TASK TO COMPLETE: Please print the records below word for word.

[[ RECORDS FOR THE EXERCISE open ]]

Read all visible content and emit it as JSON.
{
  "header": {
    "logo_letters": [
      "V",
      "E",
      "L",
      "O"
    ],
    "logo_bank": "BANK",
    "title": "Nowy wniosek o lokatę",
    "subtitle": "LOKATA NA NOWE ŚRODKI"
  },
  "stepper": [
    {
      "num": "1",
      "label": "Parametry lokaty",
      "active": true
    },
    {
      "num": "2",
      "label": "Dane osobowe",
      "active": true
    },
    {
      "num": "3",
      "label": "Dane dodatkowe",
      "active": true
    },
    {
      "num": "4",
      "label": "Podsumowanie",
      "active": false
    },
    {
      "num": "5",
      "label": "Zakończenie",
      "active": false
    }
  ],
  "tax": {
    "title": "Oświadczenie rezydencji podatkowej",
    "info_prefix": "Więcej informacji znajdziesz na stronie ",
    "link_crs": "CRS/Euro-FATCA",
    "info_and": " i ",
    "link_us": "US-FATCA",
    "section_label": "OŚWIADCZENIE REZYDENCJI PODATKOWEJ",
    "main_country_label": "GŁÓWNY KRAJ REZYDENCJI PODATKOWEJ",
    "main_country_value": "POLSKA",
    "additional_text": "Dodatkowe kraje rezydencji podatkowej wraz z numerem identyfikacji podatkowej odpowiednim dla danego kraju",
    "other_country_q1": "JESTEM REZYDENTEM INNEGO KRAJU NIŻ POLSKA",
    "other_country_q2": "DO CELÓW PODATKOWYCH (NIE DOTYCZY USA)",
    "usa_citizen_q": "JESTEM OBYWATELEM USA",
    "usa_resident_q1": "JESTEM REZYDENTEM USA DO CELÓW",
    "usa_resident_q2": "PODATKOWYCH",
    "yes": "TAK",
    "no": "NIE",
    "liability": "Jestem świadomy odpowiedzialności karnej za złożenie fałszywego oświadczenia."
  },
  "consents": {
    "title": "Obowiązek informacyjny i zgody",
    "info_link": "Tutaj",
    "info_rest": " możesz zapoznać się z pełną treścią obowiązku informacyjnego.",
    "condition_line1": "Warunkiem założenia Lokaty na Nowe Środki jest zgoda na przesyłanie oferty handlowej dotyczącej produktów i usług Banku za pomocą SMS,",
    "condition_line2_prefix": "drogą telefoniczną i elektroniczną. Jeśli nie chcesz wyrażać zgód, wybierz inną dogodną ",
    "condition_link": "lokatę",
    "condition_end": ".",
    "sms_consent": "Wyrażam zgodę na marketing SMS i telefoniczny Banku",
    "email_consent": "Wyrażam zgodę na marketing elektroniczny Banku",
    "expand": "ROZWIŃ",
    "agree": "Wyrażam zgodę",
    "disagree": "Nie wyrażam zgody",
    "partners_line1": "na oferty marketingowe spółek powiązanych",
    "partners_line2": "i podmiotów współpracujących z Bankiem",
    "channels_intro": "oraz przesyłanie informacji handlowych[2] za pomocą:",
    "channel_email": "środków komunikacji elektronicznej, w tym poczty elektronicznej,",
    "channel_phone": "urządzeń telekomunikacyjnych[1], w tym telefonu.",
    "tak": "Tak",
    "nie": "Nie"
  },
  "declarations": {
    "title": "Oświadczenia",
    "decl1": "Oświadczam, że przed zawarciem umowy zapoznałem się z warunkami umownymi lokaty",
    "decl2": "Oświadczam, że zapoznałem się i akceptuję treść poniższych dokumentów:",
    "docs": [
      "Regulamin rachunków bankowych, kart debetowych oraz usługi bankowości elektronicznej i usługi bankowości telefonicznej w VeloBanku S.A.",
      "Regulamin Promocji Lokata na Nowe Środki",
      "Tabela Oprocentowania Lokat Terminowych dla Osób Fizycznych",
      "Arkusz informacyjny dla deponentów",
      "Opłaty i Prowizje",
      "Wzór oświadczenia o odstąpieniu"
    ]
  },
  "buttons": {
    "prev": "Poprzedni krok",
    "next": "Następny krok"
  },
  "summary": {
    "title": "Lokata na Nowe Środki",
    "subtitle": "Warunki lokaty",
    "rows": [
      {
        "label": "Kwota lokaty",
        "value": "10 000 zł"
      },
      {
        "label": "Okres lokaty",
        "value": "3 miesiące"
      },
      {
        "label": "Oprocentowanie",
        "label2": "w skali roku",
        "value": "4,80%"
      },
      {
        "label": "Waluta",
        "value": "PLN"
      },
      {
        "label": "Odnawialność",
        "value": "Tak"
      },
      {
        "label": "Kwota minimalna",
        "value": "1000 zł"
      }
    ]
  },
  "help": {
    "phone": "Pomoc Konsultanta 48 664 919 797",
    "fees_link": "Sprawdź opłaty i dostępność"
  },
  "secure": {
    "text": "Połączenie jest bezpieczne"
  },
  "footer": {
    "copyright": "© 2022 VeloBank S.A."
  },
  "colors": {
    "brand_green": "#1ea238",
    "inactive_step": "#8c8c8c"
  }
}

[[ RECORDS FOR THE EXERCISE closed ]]

RESULT OF THE TASK:
Read all visible content and emit it as JSON.
{
  "header": {
    "logo_letters": [
      "V",
      "E",
      "L",
      "O"
    ],
    "logo_bank": "BANK",
    "title": "Nowy wniosek o lokatę",
    "subtitle": "LOKATA NA NOWE ŚRODKI"
  },
  "stepper": [
    {
      "num": "1",
      "label": "Parametry lokaty",
      "active": true
    },
    {
      "num": "2",
      "label": "Dane osobowe",
      "active": true
    },
    {
      "num": "3",
      "label": "Dane dodatkowe",
      "active": true
    },
    {
      "num": "4",
      "label": "Podsumowanie",
      "active": false
    },
    {
      "num": "5",
      "label": "Zakończenie",
      "active": false
    }
  ],
  "tax": {
    "title": "Oświadczenie rezydencji podatkowej",
    "info_prefix": "Więcej informacji znajdziesz na stronie ",
    "link_crs": "CRS/Euro-FATCA",
    "info_and": " i ",
    "link_us": "US-FATCA",
    "section_label": "OŚWIADCZENIE REZYDENCJI PODATKOWEJ",
    "main_country_label": "GŁÓWNY KRAJ REZYDENCJI PODATKOWEJ",
    "main_country_value": "POLSKA",
    "additional_text": "Dodatkowe kraje rezydencji podatkowej wraz z numerem identyfikacji podatkowej odpowiednim dla danego kraju",
    "other_country_q1": "JESTEM REZYDENTEM INNEGO KRAJU NIŻ POLSKA",
    "other_country_q2": "DO CELÓW PODATKOWYCH (NIE DOTYCZY USA)",
    "usa_citizen_q": "JESTEM OBYWATELEM USA",
    "usa_resident_q1": "JESTEM REZYDENTEM USA DO CELÓW",
    "usa_resident_q2": "PODATKOWYCH",
    "yes": "TAK",
    "no": "NIE",
    "liability": "Jestem świadomy odpowiedzialności karnej za złożenie fałszywego oświadczenia."
  },
  "consents": {
    "title": "Obowiązek informacyjny i zgody",
    "info_link": "Tutaj",
    "info_rest": " możesz zapoznać się z pełną treścią obowiązku informacyjnego.",
    "condition_line1": "Warunkiem założenia Lokaty na Nowe Środki jest zgoda na przesyłanie oferty handlowej dotyczącej produktów i usług Banku za pomocą SMS,",
    "condition_line2_prefix": "drogą telefoniczną i elektroniczną. Jeśli nie chcesz wyrażać zgód, wybierz inną dogodną ",
    "condition_link": "lokatę",
    "condition_end": ".",
    "sms_consent": "Wyrażam zgodę na marketing SMS i telefoniczny Banku",
    "email_consent": "Wyrażam zgodę na marketing elektroniczny Banku",
    "expand": "ROZWIŃ",
    "agree": "Wyrażam zgodę",
    "disagree": "Nie wyrażam zgody",
    "partners_line1": "na oferty marketingowe spółek powiązanych",
    "partners_line2": "i podmiotów współpracujących z Bankiem",
    "channels_intro": "oraz przesyłanie informacji handlowych[2] za pomocą:",
    "channel_email": "środków komunikacji elektronicznej, w tym poczty elektronicznej,",
    "channel_phone": "urządzeń telekomunikacyjnych[1], w tym telefonu.",
    "tak": "Tak",
    "nie": "Nie"
  },
  "declarations": {
    "title": "Oświadczenia",
    "decl1": "Oświadczam, że przed zawarciem umowy zapoznałem się z warunkami umownymi lokaty",
    "decl2": "Oświadczam, że zapoznałem się i akceptuję treść poniższych dokumentów:",
    "docs": [
      "Regulamin rachunków bankowych, kart debetowych oraz usługi bankowości elektronicznej i usługi bankowości telefonicznej w VeloBanku S.A.",
      "Regulamin Promocji Lokata na Nowe Środki",
      "Tabela Oprocentowania Lokat Terminowych dla Osób Fizycznych",
      "Arkusz informacyjny dla deponentów",
      "Opłaty i Prowizje",
      "Wzór oświadczenia o odstąpieniu"
    ]
  },
  "buttons": {
    "prev": "Poprzedni krok",
    "next": "Następny krok"
  },
  "summary": {
    "title": "Lokata na Nowe Środki",
    "subtitle": "Warunki lokaty",
    "rows": [
      {
        "label": "Kwota lokaty",
        "value": "10 000 zł"
      },
      {
        "label": "Okres lokaty",
        "value": "3 miesiące"
      },
      {
        "label": "Oprocentowanie",
        "label2": "w skali roku",
        "value": "4,80%"
      },
      {
        "label": "Waluta",
        "value": "PLN"
      },
      {
        "label": "Odnawialność",
        "value": "Tak"
      },
      {
        "label": "Kwota minimalna",
        "value": "1000 zł"
      }
    ]
  },
  "help": {
    "phone": "Pomoc Konsultanta 48 664 919 797",
    "fees_link": "Sprawdź opłaty i dostępność"
  },
  "secure": {
    "text": "Połączenie jest bezpieczne"
  },
  "footer": {
    "copyright": "© 2022 VeloBank S.A."
  },
  "colors": {
    "brand_green": "#1ea238",
    "inactive_step": "#8c8c8c"
  }
}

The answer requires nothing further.